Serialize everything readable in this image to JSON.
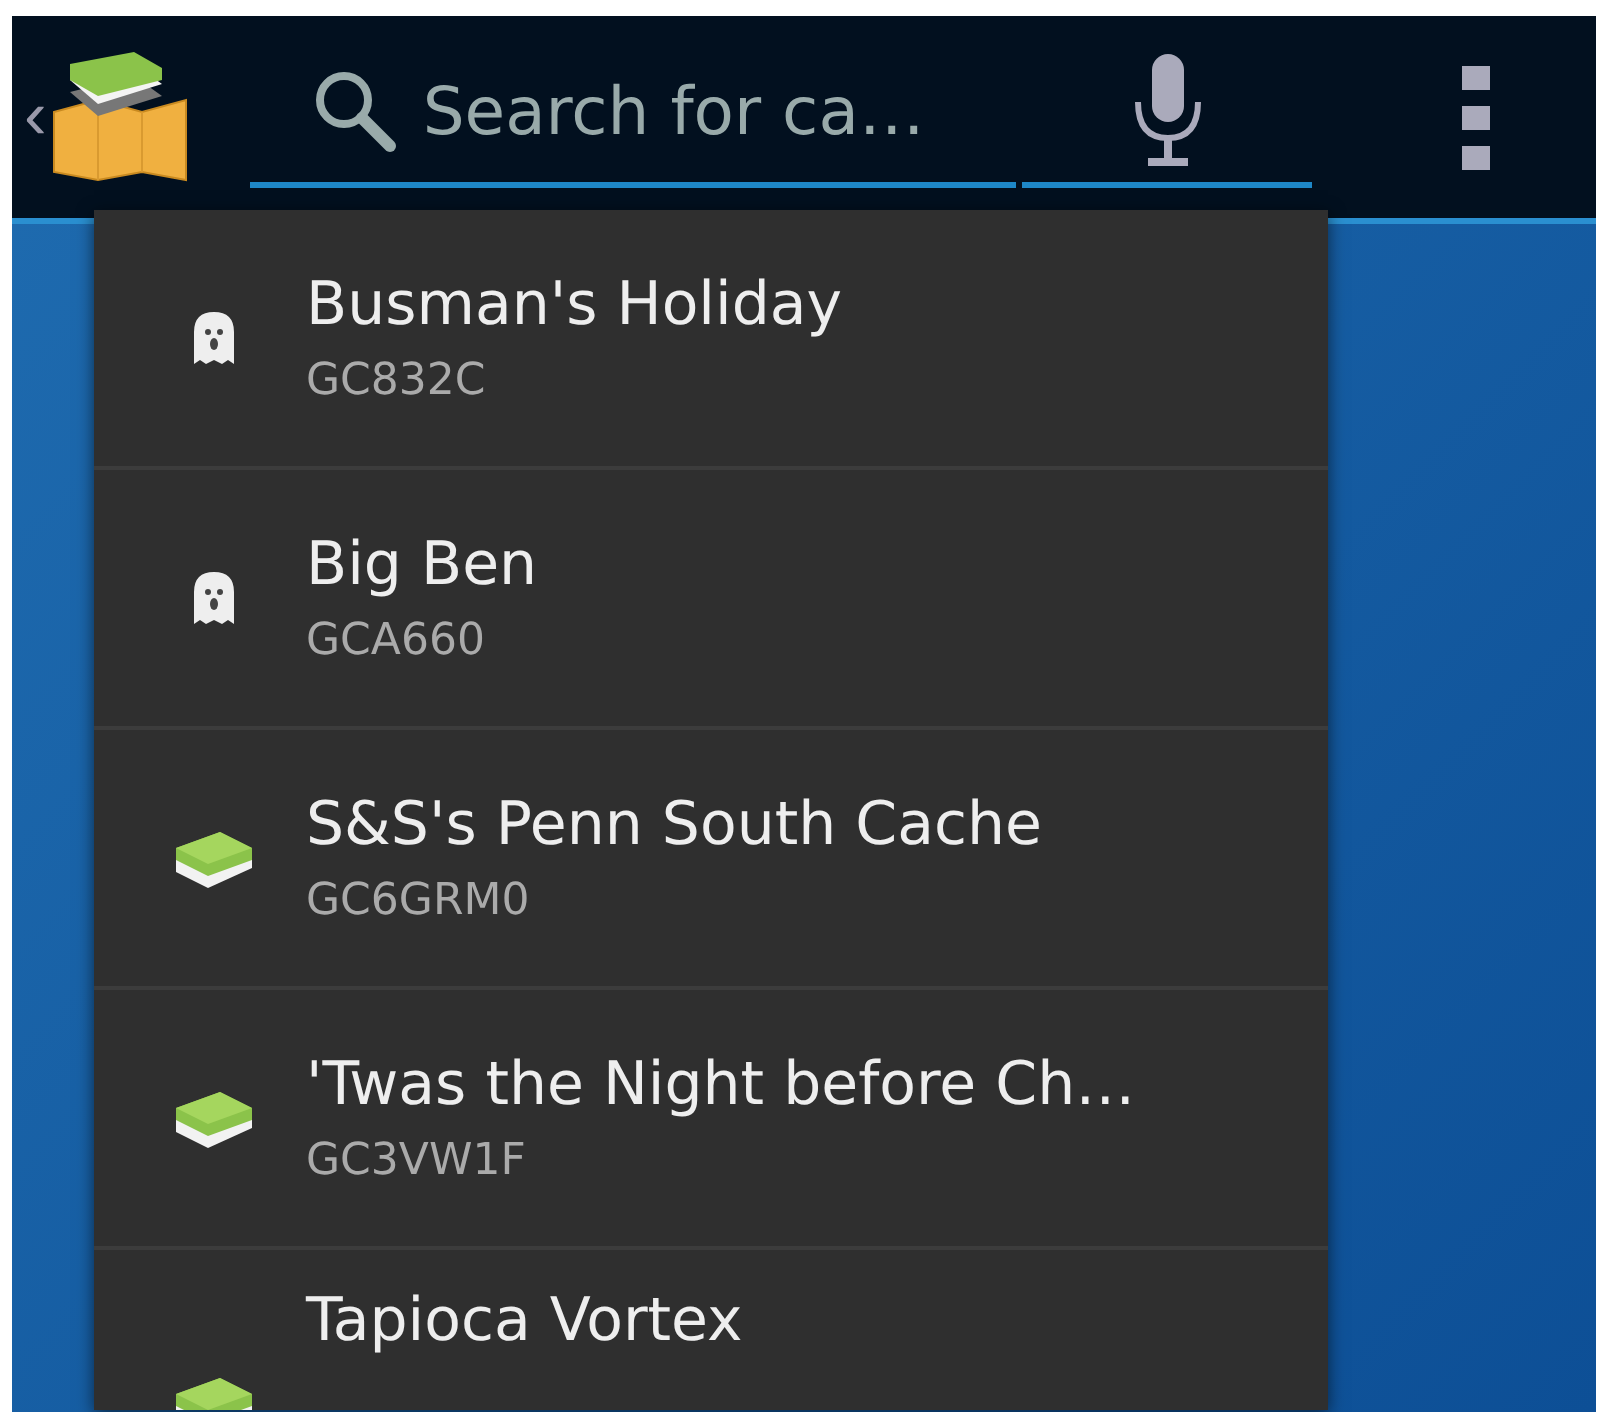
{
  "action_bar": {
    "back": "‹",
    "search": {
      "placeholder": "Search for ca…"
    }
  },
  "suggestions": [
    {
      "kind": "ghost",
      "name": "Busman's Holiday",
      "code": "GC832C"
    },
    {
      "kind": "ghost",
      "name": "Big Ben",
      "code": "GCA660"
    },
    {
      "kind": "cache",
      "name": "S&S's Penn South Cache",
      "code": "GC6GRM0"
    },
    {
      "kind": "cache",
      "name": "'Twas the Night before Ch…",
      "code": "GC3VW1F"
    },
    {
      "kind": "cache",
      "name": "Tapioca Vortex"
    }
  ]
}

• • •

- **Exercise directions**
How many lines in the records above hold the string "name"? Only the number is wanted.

- **Task output**
5